Here are several photos of the 1944 event.
The pieces are very similar in structure to those of the Barrel Rook set, except for the angled walls of the Rooks, which are straight in the Barrel Rook set, and the smooth spine of the knight, which bears a toothed mane upon its spine. In addition, there is a faintly discernible shadow pattern on the side of the 1944 knight, which I believe to be the product of mane carvings on the side of the horse’s neck.
The following pieces are like those in the photographs from the 1944 Championship.
The pieces reject the concave and dendriformic stems so typical of sets of the late 1920s and the 1930s, and instead employ the long, narrow stems resembling neoclassical columns and in proportions like those found in Staunton pieces.
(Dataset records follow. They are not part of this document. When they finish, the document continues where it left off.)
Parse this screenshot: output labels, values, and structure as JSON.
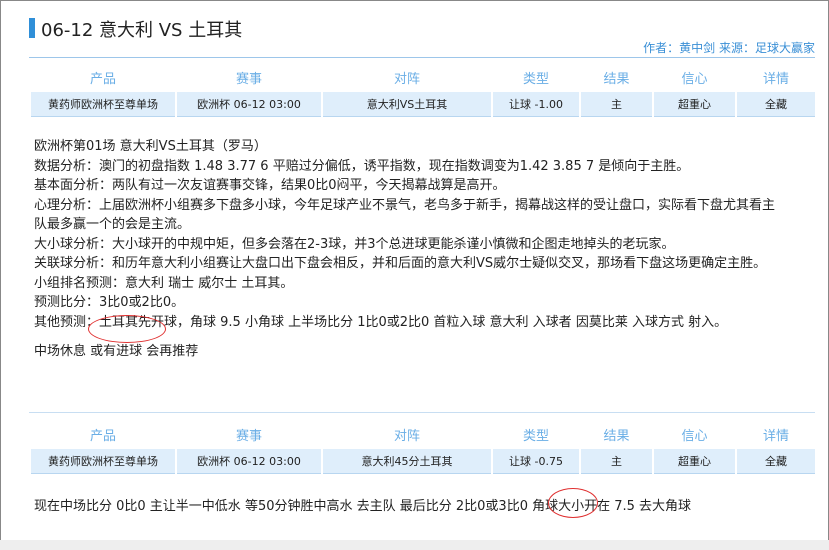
{
  "page": {
    "title": "06-12 意大利 VS 土耳其",
    "author_label": "作者：",
    "author": "黄中剑",
    "source_label": "来源：",
    "source": "足球大赢家"
  },
  "table_headers": [
    "产品",
    "赛事",
    "对阵",
    "类型",
    "结果",
    "信心",
    "详情"
  ],
  "table1_row": [
    "黄药师欧洲杯至尊单场",
    "欧洲杯 06-12 03:00",
    "意大利VS土耳其",
    "让球 -1.00",
    "主",
    "超重心",
    "全藏"
  ],
  "article": {
    "line1": "欧洲杯第01场 意大利VS土耳其（罗马）",
    "line2": "数据分析：澳门的初盘指数 1.48 3.77 6 平赔过分偏低，诱平指数，现在指数调变为1.42 3.85 7 是倾向于主胜。",
    "line3": "基本面分析：两队有过一次友谊赛事交锋，结果0比0闷平，今天揭幕战算是高开。",
    "line4": "心理分析：上届欧洲杯小组赛多下盘多小球，今年足球产业不景气，老鸟多于新手，揭幕战这样的受让盘口，实际看下盘尤其看主队最多赢一个的会是主流。",
    "line5": "大小球分析：大小球开的中规中矩，但多会落在2-3球，并3个总进球更能杀谨小慎微和企图走地掉头的老玩家。",
    "line6": "关联球分析：和历年意大利小组赛让大盘口出下盘会相反，并和后面的意大利VS威尔士疑似交叉，那场看下盘这场更确定主胜。",
    "line7": "小组排名预测：意大利 瑞士 威尔士 土耳其。",
    "line8": "预测比分：3比0或2比0。",
    "line9": "其他预测：土耳其先开球，角球 9.5 小角球 上半场比分 1比0或2比0 首粒入球 意大利 入球者 因莫比莱 入球方式 射入。",
    "line10": "中场休息  或有进球  会再推荐"
  },
  "table2_row": [
    "黄药师欧洲杯至尊单场",
    "欧洲杯 06-12 03:00",
    "意大利45分土耳其",
    "让球 -0.75",
    "主",
    "超重心",
    "全藏"
  ],
  "bottom_text": "现在中场比分  0比0  主让半一中低水  等50分钟胜中高水  去主队  最后比分  2比0或3比0  角球大小开在  7.5  去大角球",
  "colors": {
    "accent": "#2f8fd8",
    "header_text": "#6aaee6",
    "row_bg": "#dfeefb",
    "annotation": "#e03030"
  }
}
As with Staunton pieces, the joint between the stems and the pedestals of the royals, clerics, and pawns are perpendicular; and the crowns and miters of the royals and clerics are connected by cylinders bordered top and bottom with distinct rings, which together with the pedestals comprise the “three collars” common to Staunton sets.
The design abstracts away the step-up base of Staunton sets, replacing the step with a carved ring which defines the boundary between base and stem, but, as in Soviet designs of the earlier two decades, maintains the curved flow from base to stem. The set also retains the Soviet CV structure of the knight’s torso, and the use of finials rather than crosses atop the kings, a practice that hearkens back to ancient Rus.
Although the bishop miters lack the typical Staunton cut, like Staunton pieces, the rook turrets bear clearly carved merlons and the queen’s coronet contains crenel cuts. The royals follow the Eastern European practice of opposite-colored finials.
The pieces came housed in a customary veneered Soviet board/box that is of better than average quality and larger than average 50 mm squares. Still, the pieces, with 100 mm kings, are more appropriate for at board with at least 55 mm squares.
The board bears a stamp indicating the manufacturer to be Artel Kultsport, with a Moscow address, and that the item is 1st Sort, or highest quality.
Unlike the Ladzinski and Adamski Kultsport stamps we examined in our review of the Barrel Rook set, this box does not contain a separate stamp indicating the item to be a chess board, or what type of chess board the item is. I interpret this as evidence that the stamp applies to the pieces as well as the board. At the same time, there is extrinsic evidence suggesting that the pieces were made by an entity other than Artel Kultsport.
Moscow collector Alexander Chelnokov believes this line of sets was produced by the Red Combine, located near Zvenigorod, roughly 65 km west of Moscow, whereas Artel Kultsport was located in central Moscow. Chelnokov administers a Facebook group titled Russian Chess Sets (Tsarist, Soviet, and Modern) that features his magnificent collection of Tsarist and Soviet sets, and which I heartily commend to your viewing. It is ironic that this rare instance of a relative abundance of information about the production of a set provides us conflicting data, but such is the enigma of Soviet chess sets.
The set used in the 1944 Soviet Championship continued to steer chess set design away from the Modernist elements of earlier Soviet sets and towards the incorporation of more traditionally Staunton elements. The source of production for the set remains a mystery despite an unusually large amount of relevant evidence.